● PROVIDED RECORDS

◆ ◆ ◆ ◆ ◆ ◆ ◆

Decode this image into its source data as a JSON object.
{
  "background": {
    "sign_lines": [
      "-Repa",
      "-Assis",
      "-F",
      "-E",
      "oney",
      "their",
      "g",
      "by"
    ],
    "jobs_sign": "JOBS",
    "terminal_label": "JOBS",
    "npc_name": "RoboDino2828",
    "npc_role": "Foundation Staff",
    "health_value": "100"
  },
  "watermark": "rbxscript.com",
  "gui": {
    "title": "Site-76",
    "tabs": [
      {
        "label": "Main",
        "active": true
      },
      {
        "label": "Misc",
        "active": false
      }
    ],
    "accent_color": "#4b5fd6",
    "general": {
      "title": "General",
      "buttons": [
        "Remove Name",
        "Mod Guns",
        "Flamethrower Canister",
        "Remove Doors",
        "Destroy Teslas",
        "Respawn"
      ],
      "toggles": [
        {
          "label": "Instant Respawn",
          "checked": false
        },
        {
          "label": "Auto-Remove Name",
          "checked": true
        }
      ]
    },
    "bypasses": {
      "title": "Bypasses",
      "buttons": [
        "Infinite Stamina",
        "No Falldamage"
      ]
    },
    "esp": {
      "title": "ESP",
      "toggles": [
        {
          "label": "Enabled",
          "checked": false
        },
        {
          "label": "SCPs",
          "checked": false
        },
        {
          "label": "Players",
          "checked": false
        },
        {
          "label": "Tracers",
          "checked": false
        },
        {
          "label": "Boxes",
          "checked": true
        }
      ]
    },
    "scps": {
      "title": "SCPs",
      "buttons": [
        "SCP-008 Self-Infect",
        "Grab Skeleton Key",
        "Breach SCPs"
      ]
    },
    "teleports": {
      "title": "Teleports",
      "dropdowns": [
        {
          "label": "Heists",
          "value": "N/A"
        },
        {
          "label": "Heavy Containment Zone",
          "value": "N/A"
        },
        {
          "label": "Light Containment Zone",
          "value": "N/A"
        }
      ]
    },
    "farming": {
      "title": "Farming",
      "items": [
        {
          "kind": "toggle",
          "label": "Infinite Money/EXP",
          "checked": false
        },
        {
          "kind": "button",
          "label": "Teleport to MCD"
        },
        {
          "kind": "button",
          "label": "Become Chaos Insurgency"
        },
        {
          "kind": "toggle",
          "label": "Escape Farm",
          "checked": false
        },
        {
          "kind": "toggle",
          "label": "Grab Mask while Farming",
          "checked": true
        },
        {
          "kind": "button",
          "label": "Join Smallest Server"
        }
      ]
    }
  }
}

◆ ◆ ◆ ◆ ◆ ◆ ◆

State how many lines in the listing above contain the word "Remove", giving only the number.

3